Understanding different compensation solutions

There are few absolutes in the world of sales. The field is dynamic and constantly evolving, and an important part of sales performance management (SPM) is adapting with the times. Specifically, managers should always look for ways they can update their sales incentives to keep employees motivated. 

Forbes recently reported on a research study that shows that salespeople grow to expect bonuses when vendors don’t regularly change their compensation plans. As a result, representatives are satisfied with their paychecks and aren’t driven to sell more goods or services. The lack of motivation leads to stagnant returns as agents consistently meet their minimum quotas and strive for little or nothing more. 

Differentiating between strong and weak
Many compensatory plans revolve around paying personnel for converting leads into new business and hitting certain benchmarks. Xactly, an SPM and incentive compensation management (ICM) firm,  writes that strong incentives are beneficial for companies that have easily quantifiable goals. Statistics like recurring revenue and annual returns are clear metrics for identifying which supervisors can offer rewards. 

Weak incentives aren’t as effective at driving sales, and they can discourage high performance. Compensation is calculated based on potential earnings, which dissatisfies many top earners. Xactly notes that such a plan can cause some workers to leave their employers to take positions with competitors. 

The most effective compensation solutions use strong incentives and are scaled according to performance. Managers can offer higher bonuses for more sales, to avoid paying out regular amounts that lead to a lack of motivation. 

Going long or short
Most vendors use either annual, quarterly or monthly quotas to motivate their personnel. The different time periods reflect short- and long-term goals and prompt different actions from representatives. 

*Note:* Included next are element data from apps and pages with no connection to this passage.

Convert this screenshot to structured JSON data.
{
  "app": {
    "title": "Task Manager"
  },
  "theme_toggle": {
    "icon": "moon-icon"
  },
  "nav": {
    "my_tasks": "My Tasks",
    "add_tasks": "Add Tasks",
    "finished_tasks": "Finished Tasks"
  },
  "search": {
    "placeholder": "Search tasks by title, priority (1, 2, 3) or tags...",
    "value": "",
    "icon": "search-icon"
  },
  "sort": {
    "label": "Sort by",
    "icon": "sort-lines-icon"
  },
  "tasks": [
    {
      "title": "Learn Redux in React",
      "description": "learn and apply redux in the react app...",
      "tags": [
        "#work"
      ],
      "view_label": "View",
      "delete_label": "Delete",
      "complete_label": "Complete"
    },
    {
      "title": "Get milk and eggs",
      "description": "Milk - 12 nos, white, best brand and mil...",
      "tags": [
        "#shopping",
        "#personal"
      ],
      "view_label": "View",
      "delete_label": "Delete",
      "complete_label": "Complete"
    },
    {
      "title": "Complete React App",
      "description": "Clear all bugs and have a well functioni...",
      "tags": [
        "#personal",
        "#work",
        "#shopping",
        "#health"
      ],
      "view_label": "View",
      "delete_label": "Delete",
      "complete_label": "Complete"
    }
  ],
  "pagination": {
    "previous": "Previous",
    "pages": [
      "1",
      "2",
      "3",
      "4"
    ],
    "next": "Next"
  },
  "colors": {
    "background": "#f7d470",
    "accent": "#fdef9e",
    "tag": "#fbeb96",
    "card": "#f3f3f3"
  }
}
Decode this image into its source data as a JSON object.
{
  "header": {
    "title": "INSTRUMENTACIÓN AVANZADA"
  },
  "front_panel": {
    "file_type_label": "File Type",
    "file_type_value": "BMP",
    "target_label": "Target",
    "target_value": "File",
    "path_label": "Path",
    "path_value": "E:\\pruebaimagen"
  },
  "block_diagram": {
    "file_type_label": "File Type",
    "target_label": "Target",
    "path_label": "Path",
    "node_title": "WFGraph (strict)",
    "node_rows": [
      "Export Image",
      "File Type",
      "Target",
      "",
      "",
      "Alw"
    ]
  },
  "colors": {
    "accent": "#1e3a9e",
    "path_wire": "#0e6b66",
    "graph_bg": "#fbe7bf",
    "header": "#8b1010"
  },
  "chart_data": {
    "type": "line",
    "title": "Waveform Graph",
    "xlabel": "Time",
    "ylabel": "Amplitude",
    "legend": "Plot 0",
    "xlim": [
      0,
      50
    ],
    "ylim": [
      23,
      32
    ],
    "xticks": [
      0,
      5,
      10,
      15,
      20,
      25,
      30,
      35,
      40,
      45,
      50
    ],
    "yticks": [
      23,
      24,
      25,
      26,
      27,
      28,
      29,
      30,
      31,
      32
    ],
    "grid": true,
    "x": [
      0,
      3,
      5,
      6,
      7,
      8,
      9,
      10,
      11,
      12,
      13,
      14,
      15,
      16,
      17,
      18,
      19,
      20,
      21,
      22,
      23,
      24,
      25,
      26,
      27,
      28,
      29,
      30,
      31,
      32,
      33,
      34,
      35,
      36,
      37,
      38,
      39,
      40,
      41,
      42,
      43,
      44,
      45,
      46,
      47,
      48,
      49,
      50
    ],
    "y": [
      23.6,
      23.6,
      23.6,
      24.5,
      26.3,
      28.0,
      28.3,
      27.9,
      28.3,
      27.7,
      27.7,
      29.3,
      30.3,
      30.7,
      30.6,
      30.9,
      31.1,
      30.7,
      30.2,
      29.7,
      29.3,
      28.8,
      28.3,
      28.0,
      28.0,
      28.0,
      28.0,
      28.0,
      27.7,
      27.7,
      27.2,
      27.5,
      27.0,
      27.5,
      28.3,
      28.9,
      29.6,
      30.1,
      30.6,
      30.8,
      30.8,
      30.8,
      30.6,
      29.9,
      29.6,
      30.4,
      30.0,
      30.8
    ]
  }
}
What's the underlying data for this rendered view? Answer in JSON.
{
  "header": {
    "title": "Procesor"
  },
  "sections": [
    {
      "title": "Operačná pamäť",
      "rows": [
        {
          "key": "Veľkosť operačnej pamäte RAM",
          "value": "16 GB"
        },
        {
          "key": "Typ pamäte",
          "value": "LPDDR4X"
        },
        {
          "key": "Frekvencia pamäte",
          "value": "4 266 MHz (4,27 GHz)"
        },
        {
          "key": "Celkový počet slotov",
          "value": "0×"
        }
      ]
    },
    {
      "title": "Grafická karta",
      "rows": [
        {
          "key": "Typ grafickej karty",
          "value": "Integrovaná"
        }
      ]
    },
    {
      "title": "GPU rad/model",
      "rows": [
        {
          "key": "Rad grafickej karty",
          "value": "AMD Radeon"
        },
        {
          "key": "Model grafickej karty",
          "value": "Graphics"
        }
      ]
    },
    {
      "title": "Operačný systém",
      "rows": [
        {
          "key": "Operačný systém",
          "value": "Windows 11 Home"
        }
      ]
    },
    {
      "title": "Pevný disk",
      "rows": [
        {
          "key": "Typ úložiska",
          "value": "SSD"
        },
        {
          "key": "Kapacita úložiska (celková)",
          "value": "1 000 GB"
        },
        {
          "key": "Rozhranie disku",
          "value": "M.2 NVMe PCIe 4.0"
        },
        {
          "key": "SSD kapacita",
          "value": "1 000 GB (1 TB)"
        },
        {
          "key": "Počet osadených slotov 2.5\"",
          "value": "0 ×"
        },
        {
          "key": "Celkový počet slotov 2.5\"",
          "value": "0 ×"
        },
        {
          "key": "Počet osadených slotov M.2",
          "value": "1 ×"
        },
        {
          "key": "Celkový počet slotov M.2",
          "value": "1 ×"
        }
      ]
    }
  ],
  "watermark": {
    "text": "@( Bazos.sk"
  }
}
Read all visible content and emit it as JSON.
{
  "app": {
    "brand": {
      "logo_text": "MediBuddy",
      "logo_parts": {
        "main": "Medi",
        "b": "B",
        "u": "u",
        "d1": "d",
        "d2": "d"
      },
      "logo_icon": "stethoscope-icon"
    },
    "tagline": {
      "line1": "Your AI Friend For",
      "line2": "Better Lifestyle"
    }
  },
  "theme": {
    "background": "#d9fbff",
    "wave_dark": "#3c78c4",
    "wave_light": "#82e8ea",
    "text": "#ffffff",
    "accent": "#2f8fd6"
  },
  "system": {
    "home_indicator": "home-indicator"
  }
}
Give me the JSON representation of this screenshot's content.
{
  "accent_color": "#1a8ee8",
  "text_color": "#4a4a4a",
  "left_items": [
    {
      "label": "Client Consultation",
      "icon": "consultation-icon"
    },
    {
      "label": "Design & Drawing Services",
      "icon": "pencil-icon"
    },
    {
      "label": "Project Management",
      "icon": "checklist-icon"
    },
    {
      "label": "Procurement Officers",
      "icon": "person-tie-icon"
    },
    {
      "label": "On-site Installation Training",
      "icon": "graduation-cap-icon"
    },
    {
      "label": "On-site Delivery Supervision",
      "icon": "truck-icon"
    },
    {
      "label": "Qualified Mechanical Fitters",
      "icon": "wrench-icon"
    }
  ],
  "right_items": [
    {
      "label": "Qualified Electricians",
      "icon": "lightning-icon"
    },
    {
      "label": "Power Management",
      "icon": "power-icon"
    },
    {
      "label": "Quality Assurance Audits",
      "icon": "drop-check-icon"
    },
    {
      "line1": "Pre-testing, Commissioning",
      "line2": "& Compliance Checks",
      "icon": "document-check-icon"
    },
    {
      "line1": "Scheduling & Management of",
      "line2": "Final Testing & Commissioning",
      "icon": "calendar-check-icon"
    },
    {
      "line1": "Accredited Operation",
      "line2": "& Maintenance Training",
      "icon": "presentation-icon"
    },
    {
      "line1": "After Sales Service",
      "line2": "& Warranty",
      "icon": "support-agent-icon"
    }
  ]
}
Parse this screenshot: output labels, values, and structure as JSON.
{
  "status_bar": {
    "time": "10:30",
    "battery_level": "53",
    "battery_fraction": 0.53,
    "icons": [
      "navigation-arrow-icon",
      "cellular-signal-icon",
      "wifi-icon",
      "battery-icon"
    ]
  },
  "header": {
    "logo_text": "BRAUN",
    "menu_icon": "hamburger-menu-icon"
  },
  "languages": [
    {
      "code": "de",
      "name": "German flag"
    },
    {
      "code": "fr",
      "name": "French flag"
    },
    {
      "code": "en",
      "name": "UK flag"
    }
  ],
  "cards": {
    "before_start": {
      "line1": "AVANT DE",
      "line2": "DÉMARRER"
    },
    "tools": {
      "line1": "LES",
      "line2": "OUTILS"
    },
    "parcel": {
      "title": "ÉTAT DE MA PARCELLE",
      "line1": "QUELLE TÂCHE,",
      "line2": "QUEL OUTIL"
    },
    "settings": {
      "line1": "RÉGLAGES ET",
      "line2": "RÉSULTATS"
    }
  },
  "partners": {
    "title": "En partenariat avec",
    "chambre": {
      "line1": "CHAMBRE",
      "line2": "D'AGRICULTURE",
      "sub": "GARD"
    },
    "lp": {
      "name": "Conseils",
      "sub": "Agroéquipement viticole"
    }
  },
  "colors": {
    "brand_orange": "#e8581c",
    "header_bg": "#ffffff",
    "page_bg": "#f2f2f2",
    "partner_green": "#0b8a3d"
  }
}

Selling Power Magazine writes that some representatives heavily focus on one part of the year when given annual quotas. Some agents try to finish their work as soon as possible, while others wait until the last minute to meet their goals. The primary advantage of an annual benchmark is that it accounts for changes in the marketplace, such as season trends and shifts in buying habits. 

The shorter alternatives pose different challenges and offer managers greater control over quotas. Selling Power Magazine reports that it’s almost impossible to forecast numbers for an entire year, so supervisors set monthly or quarterly quotas to adapt their predictions. Vendors should use the short goals when there is a steady demand for their goods. The news source stated that as an example, a contact lens manufacturer saw a 9 percent increase in revenue by using monthly quotas.